Some time ago, I asked Contrarian readers when Sarah Palin‘s 15 minutes (OK, 20) of fame would end and she’d return to her natural habitat. Well, she did go back to to Alaska, sort of. But judging by the camera crew in tow and the fact that it’s almost 2011, I think we know better than to hold our collective regarding the former.
On a recent episode of “Sarah Palin’s Alaska”, she invited her sister in fecundity, Kate Gosselin, to go camping with her family. Within the first five minutes, Palin is shown in a gun shop. “Just like you can’t walk down the street in New York City without seeing someone with a Blackberry, you can’t walk outside here without seeing someone with a gun,” She says. (I’m paraphrasing, but you get the gist.)
Of course, Blackberries tend to be less lethal than firearms. [Editor’s Note: not in Washington!]
In one contrived moment, Sarah announces to youngest daughter Piper that they’ll be camping with Kate’s clan. Despite her mother’s claim that Piper is a big fan of Kate’s show and kids, Piper flashes a feral grin upon hearing the news. Equally disturbing, mother and daughter share seem to share the same hairdresser. We’ll never be free of the Palin dynasty, methinks.
When Kate arrives, she and Sarah swap horror stories about celebrity. Palin complains about writer Joe McGinnis renting a house next to hers for his book, leading her family to construct a fourteen-foot fence around their property.
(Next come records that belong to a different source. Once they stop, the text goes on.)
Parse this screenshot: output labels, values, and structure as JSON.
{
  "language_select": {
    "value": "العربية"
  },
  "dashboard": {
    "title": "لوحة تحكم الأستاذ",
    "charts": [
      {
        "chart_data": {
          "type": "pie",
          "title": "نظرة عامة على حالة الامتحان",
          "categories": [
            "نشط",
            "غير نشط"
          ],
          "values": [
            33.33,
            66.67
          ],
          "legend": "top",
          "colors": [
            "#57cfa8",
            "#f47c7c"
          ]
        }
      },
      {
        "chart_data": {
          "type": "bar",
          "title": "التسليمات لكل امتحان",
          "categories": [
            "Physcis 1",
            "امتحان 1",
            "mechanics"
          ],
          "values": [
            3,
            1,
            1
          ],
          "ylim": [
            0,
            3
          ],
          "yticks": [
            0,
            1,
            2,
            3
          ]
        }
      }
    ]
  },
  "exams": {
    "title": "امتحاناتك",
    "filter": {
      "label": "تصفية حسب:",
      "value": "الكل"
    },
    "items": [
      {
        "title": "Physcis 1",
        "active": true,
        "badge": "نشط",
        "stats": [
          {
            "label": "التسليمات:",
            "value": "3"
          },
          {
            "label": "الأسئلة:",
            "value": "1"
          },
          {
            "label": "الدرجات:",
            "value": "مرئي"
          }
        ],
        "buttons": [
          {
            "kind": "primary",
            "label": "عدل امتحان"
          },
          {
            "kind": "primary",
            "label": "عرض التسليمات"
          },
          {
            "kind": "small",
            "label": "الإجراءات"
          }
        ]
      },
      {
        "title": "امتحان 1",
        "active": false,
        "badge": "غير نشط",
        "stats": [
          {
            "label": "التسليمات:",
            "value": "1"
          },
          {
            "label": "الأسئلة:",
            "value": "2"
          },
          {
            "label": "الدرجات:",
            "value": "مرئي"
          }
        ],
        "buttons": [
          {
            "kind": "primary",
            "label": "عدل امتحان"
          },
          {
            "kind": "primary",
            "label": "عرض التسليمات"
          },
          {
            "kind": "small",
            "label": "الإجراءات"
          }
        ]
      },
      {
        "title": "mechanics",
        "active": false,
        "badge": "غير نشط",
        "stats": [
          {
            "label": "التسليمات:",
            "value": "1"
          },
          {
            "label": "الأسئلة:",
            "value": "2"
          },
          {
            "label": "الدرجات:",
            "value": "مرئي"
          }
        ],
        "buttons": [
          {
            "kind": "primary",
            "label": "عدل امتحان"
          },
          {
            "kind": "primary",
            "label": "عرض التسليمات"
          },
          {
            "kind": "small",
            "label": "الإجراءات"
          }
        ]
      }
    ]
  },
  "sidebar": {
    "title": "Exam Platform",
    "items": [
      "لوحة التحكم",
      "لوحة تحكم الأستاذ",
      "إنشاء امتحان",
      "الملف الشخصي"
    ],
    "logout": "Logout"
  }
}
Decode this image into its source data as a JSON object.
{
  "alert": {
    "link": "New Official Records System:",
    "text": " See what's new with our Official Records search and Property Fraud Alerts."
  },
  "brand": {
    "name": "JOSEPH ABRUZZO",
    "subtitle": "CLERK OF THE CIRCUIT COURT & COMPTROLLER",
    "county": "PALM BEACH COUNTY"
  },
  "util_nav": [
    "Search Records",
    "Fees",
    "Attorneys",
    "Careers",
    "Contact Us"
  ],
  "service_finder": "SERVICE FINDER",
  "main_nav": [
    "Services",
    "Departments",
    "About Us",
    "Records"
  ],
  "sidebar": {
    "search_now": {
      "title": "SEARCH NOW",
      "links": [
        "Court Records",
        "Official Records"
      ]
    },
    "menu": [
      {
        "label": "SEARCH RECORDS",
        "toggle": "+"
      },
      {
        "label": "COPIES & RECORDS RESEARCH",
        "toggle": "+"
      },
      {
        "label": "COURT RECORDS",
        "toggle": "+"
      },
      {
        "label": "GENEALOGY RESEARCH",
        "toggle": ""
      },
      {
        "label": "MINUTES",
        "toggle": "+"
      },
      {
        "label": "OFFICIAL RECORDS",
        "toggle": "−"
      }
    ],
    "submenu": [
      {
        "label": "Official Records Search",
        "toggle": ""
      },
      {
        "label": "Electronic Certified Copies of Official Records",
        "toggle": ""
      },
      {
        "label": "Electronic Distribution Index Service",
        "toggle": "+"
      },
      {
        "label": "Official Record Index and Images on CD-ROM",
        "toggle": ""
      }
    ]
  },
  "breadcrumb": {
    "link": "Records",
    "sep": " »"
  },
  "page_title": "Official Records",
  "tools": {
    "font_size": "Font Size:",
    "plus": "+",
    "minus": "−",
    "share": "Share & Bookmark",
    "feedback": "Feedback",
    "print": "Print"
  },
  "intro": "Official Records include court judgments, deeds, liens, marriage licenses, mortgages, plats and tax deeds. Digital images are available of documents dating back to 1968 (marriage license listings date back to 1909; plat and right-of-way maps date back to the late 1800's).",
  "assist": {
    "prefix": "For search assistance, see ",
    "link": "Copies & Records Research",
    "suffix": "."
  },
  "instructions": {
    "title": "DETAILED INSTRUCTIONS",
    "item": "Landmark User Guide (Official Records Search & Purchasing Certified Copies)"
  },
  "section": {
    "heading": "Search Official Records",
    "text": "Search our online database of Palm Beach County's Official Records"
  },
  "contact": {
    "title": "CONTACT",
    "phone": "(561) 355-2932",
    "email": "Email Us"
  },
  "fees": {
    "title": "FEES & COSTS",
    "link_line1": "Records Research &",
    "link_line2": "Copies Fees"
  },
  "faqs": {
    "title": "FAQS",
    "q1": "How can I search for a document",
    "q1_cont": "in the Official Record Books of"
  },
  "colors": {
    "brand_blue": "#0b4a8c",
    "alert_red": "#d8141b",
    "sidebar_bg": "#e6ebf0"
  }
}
The author’s name is unmentioned.
Keep in mind what McGinnis himself said about Palin’s outrage: “I am not taking video or photos and I found two people who were trying to take a picture over the fence and I told them that they had to leave, so in a way, I am serving as a kind of a buffer.”
For her part, Kate claims to have “been through it all.” I guess “all” means voluntarily subjecting oneself to risky in-vitro-fertilization, choosing not to terminate any of the embryos despite medical uncertainty, pimping your kids out to a reality show because you really need the money and having all kinds of plastic surgery, then you have “been through it all.” But it was also all your own doing.
The two ladies attend a class called “Learn to Return,” which is close to what is sounds like: learning to protect yourself in the case of a bear attack. This being “Sarah Palin’s Alaska”, it also prominently featured guns. Kate on bears: “I will die of a heart attack.” Promise? “There’s nothing I wouldn’t do to protect my kids,” Kate also offers. This oath seems contradictory to her commitment to exploiting them. Then again, they would be less lucrative if killed or maimed by bears.
When the gang gets to the campsite, Kate stands petulantly under the tent, and generally looks and acts miserable because of the weather. When she can stand it no more, she leaves. Bill Maher, I think Sarah Palin has some competition for the title of “Queen of Faux Outrage.”